December 28, 2020

Nearly Six Months a Widower


It's been some time since I've been able to sit down and write. Honestly, I've had no appetite for it, but here I am.

The weeks and months have rolled through the Autumn to the Winter, and into the festive season. It's not quite so festive this year for anyone, the virus has made sure of that. I've been kept phenomenally busy at work, which has worked in my favour - I don't like referring to work as a "distraction", rather, an "engagement"; but truthfully, I'm probably fooling myself. In reality, the intensity of my work is probably proportional to the intensity of the sadness that it's trying to conceal.

I've been told a few times that I seem "OK", relatively speaking. At least outwardly. Conversations with friends and colleagues no longer seem to have the undertones of awkwardness or sombreness. People seem to feel more at ease around me, which I think is good. Occasionally, people absentmindedly joke about death, or strokes; not in a mean way, but in the same ignorant way that I might have done before my wife died of the latter. I think sometimes they catch themselves - I see sudden minute, but sharp expressions as they realise. Others continue with the theme, unaware of the dagger that's twisting into my gut. Truthfully, sometimes, when I seem OK, I am. But sometimes when I seem OK, I'm not. My smile in that moment might be a stoic facade behind which the fires of my grief are raging, and the flames of that inferno might be a hundred foot tall.

Sometimes, I feel really angry. Sometimes, it's because people say that "next year will be better" as though the passing of time from one year to the next offers a clean break from the horrors of the year prior. I'm angry because I grieve for something that will never recover with the advent of a vaccine or a healing economy. But I know that it's not my place to be angry about this. The whole world has learned to grieve this year. Many grieve for the loss of their freedom, their jobs, others for their lack of contact with loved ones. I do too. All of this is real, and horrible. Others also grieve for something worse, and I'm truly sorry to those people. I know what it's like.

I think that the shock has subsided enough now that loneliness has started to take hold. Previously, I was sufficiently numb, such that the quietness in our house wasn't so obvious. Now, it's starting to feel everso-slightly more desolate. I suppose constant cycles of lockdowns don't help; any lights at the end of the tunnel in the form of visits to friends in faraway places have been repeatedly quelled. Perhaps I am doomed to suffer through my grief in quiet isolation. However, I also question whether or not this is such a bad thing. I find myself in a constant state of contradiction, where I want to be surrounded by people so that I might be distracted from the fact that Kim is no longer here, but I also want to be away from people so that I can sit quietly and dream of times when she was.

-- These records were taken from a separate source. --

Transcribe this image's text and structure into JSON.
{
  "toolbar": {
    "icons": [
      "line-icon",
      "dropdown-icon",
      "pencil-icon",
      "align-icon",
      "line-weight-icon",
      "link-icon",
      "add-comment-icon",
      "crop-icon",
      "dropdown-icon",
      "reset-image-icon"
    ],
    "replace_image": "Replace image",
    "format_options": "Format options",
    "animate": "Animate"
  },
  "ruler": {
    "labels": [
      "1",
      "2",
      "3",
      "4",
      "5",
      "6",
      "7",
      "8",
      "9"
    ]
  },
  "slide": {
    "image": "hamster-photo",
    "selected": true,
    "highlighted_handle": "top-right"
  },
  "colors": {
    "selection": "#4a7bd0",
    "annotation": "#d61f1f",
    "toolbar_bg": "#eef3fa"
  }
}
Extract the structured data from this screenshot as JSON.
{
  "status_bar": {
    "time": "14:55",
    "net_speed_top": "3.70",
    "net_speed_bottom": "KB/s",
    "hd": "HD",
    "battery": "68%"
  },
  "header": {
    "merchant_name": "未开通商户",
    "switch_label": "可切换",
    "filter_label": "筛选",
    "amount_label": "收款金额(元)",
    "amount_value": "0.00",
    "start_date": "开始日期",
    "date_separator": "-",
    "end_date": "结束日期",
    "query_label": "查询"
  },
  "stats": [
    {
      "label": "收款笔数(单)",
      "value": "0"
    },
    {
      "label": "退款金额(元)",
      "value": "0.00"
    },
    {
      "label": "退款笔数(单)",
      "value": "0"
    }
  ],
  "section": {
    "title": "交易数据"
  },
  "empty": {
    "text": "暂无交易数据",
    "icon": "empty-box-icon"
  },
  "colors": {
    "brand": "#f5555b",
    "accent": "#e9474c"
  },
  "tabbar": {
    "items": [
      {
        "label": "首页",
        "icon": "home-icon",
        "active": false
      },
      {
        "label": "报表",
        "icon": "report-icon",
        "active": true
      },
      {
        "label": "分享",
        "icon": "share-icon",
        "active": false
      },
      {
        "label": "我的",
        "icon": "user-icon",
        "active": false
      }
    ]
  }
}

I wonder if or when I'll start to move any of Kim's belongings. I don't know where they're supposed to go. I'm not sure if they're supposed to go anywhere. Everything she left is where she left it, most likely collecting dust on shelves or in wardrobes or in the corner of the spare room. Sometimes I try and clean things up, but I'm nervous to do this too because it's a further deviation from the house that Kim was alive in. I think I'm getting closer, though. My practical mind is starting to prevail in the fight with my grief. These rooms and spaces need to become usable again, "soon". Not yet, though.

A friend recently asked me what I was going to do next. It's a difficult question and one that I simply do not have the answer for right now. If plans had progressed along their intended path, Kim would be five months pregnant by now. Instead, I am that far into my new role as a widower. I suppose I'll continue with what I know; eat, sleep, train, work, repeat. Maybe when this virus goes away I'll be able to go and see friends again, too - I suspect I'll be very ready for that. Beyond that, though, I'd say that your guess is as good as mine.

Powered by Hugo & Kiss.